■ EXTRACTED MATERIAL ■

Content starts

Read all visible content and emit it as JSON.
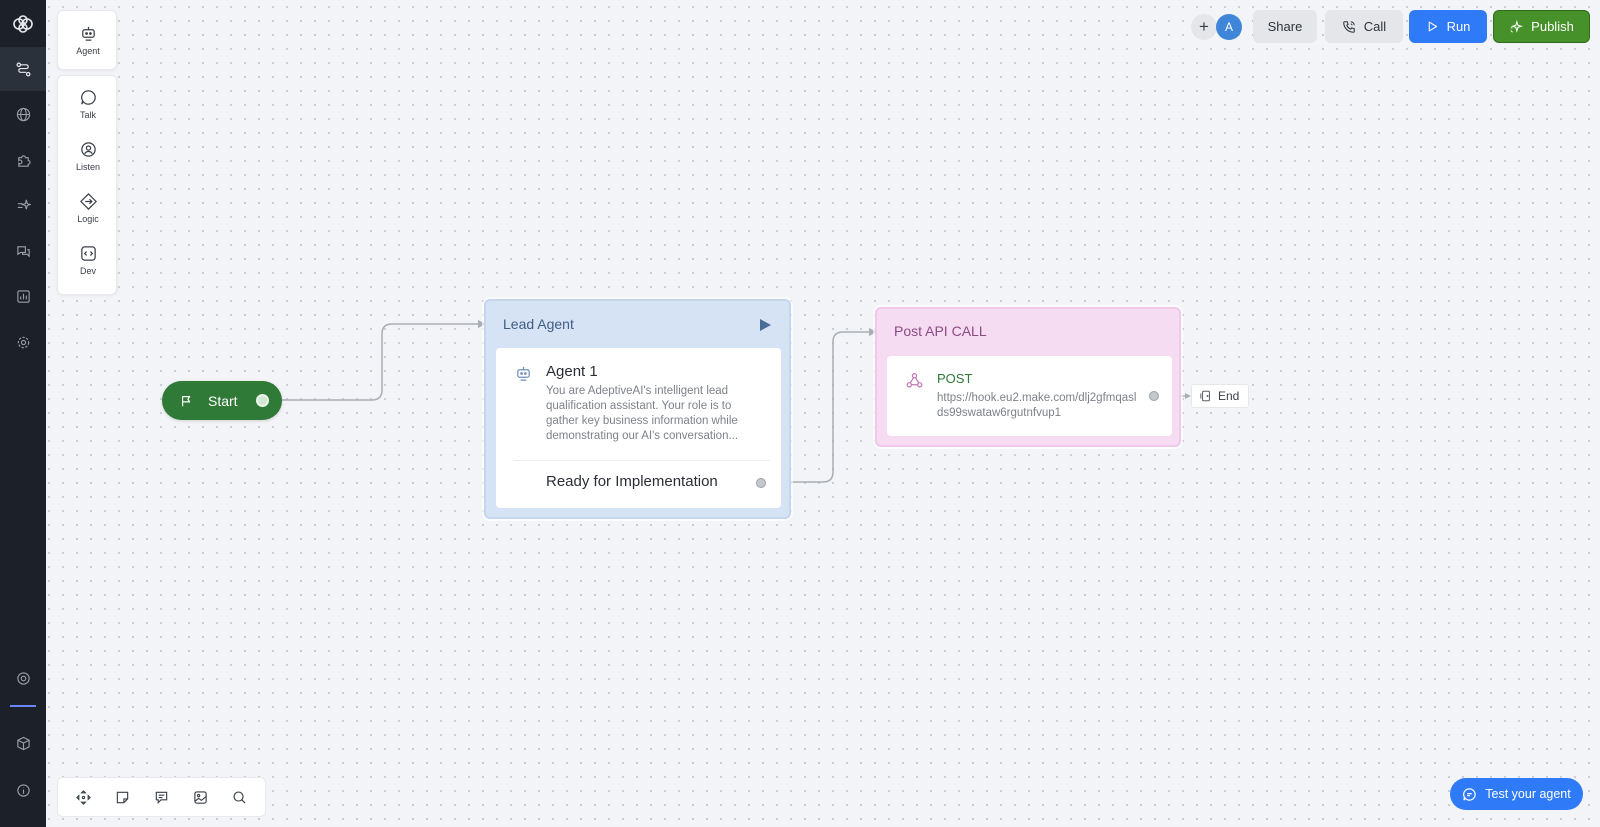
{
  "palette": {
    "agent": "Agent",
    "talk": "Talk",
    "listen": "Listen",
    "logic": "Logic",
    "dev": "Dev"
  },
  "topbar": {
    "avatar_initial": "A",
    "share_label": "Share",
    "call_label": "Call",
    "run_label": "Run",
    "publish_label": "Publish"
  },
  "canvas": {
    "start_label": "Start",
    "lead_agent": {
      "title": "Lead Agent",
      "agent_name": "Agent 1",
      "description": "You are AdeptiveAI's intelligent lead qualification assistant. Your role is to gather key business information while demonstrating our AI's conversation...",
      "exit_label": "Ready for Implementation"
    },
    "post_api": {
      "title": "Post API CALL",
      "method": "POST",
      "url": "https://hook.eu2.make.com/dlj2gfmqaslds99swataw6rgutnfvup1"
    },
    "end_label": "End"
  },
  "test_agent_label": "Test your agent",
  "colors": {
    "rail_bg": "#1c2028",
    "run_blue": "#2f7af7",
    "publish_green": "#46912a",
    "start_green": "#2f7a37",
    "lead_card_bg": "#d6e3f4",
    "api_card_bg": "#f6dcf2"
  }
}
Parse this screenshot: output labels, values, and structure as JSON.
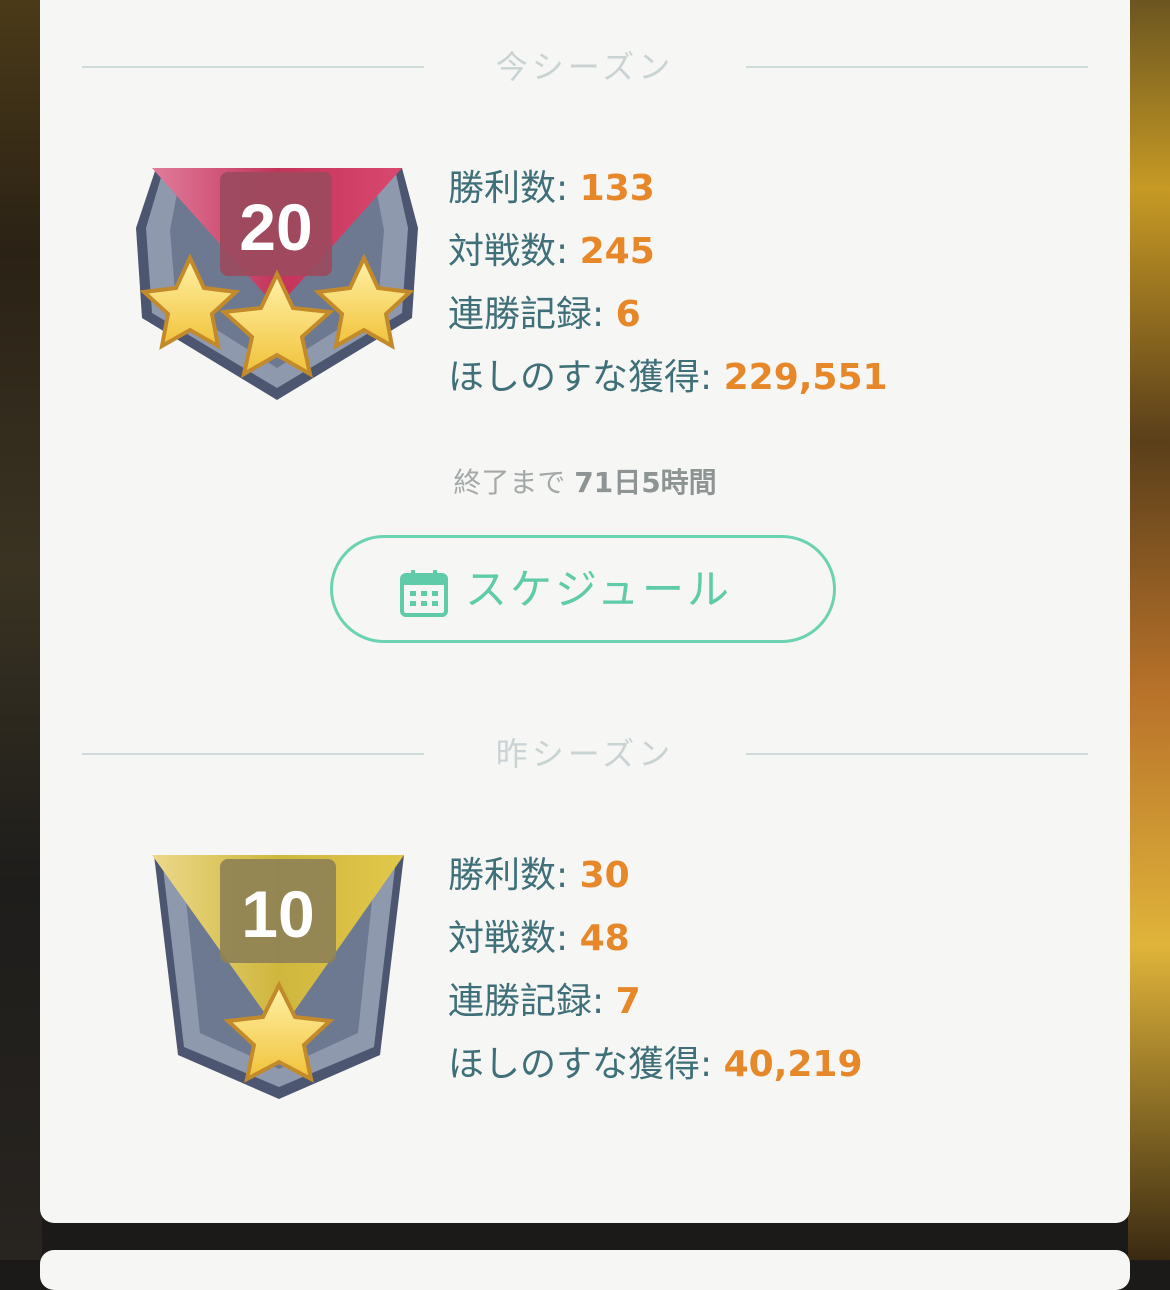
{
  "current_season": {
    "header": "今シーズン",
    "rank": "20",
    "stats": [
      {
        "label": "勝利数:",
        "value": "133"
      },
      {
        "label": "対戦数:",
        "value": "245"
      },
      {
        "label": "連勝記録:",
        "value": "6"
      },
      {
        "label": "ほしのすな獲得:",
        "value": "229,551"
      }
    ],
    "remaining_prefix": "終了まで",
    "remaining_value": "71日5時間",
    "schedule_button": {
      "label": "スケジュール",
      "icon": "calendar-icon"
    }
  },
  "previous_season": {
    "header": "昨シーズン",
    "rank": "10",
    "stats": [
      {
        "label": "勝利数:",
        "value": "30"
      },
      {
        "label": "対戦数:",
        "value": "48"
      },
      {
        "label": "連勝記録:",
        "value": "7"
      },
      {
        "label": "ほしのすな獲得:",
        "value": "40,219"
      }
    ]
  },
  "colors": {
    "accent": "#5fcba8",
    "value": "#e6872a",
    "label": "#3f6f78",
    "current_ribbon": "#c4345a",
    "previous_ribbon": "#d7bd3e"
  }
}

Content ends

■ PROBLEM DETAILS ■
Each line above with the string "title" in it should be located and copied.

■ ANSWER FOR THE TASK ■
      "title": "Lead Agent",
      "title": "Post API CALL",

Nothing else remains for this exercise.